Officials at that point were not certain whether the elephant, which was part of a five-strong herd they spotted from 200 metres away, was the same one they were looking for, Wildlife Conservation Bureau 2 director Yoo Senatham said on Sunday.
Ang Rua Nai Wildlife Sanctuary head Decha Nilwichien later on Sunday confirmed that the elephant, which was estimated to weigh five tonnes, was the one involved in the accident on Saturday, and a team of veterinarians would soon provide medical attention later on Sunday.
Decha revealed that there was another accident at 3.30pm on Saturday when a Toyota Fortuner crashed into a wild elephant which then fled into the forest. That elephant was suspected to be a part of the same five-strong herd that had the other injured elephant.

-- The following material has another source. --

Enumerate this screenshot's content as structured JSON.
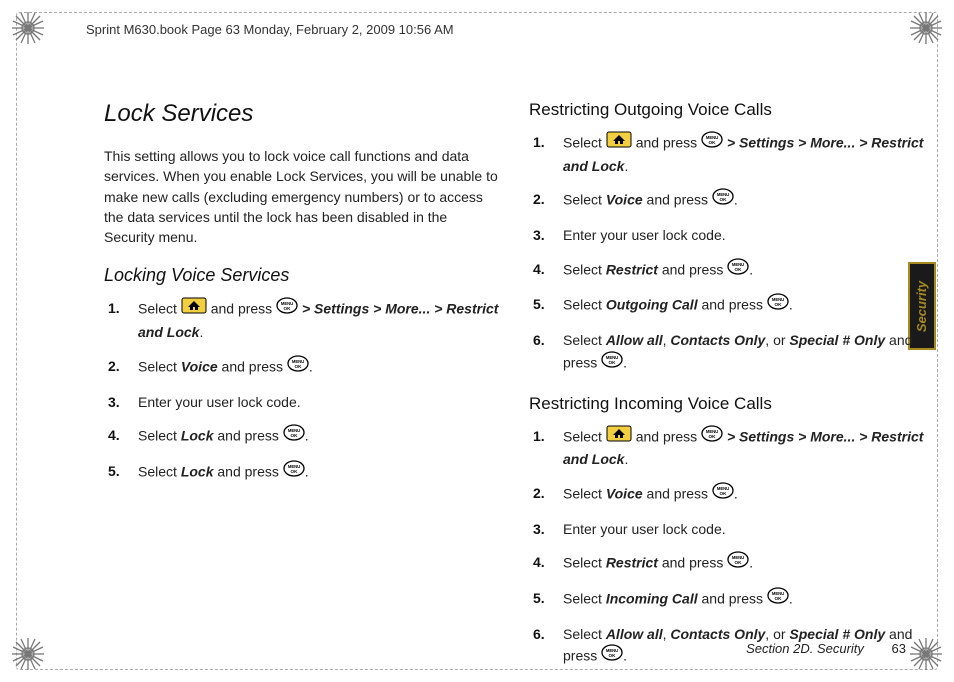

The front part of the Toyota Fortuner was damaged, while the elephant could walk away from the scene. He said this elusive group had two members involved in two separate collisions with vehicles, but as they had been spotted and they seemed to be able to move around, officials had called off the search. Now, another team would keep tabs on them and provide necessary aid.
The chartered van, on a merit-making trip, on Saturday morning hit a wild elephant on Road No 3076 in Chachoengsao’s Sanam Chaikhet district, resulting in the deaths of van driver Somchai Supsamruay, 54, and the front-seat female passenger Yada Saennamwong, 47. Nine other passengers were also injured from the crash.
The wounded elephant left a trail of blood and a toenail and fled into the forest.
Somchai’s van was one of three vans taking 30 people from Chachoengsao’s Tha Trakiab district for merit making to Roi Et province.
Yoo also said that Chachoengsao Governor Rapee Phongbuppakit had presided over a meeting on Saturday of related officials in a bid to solve the issue of vehicles and wild elephants from Forest Industry Organisation’s forest park in Lard Krathing being involved in accidents. As a short-term solution, the Chachoengsao Highway District Office will install some traffic blocks to force cars passing through the forest section to lower their speed and would add more street lights, he said. Next, they would construct speed bumps on the road.
The 10-20 elephants that currently roamed the 19,000-rai Lard Krathing forest park had actually moved from the Ang Rua Nai Wildlife Sanctuary to stay in the area 2-3 years ago. Officials said they would try to drive them back to the sanctuary because the Lard Krathing forest park was located too close to communities.
Local resident Thongsri Hapol, meanwhile, said the road should not be closed, as people needed to use it. He, however, agreed that vehicles passing through this area should slow down especially during foggy periods as elephants that often walk into the road were of the same colour as greyish fog.
Published : October 28, 2018
By : The Nation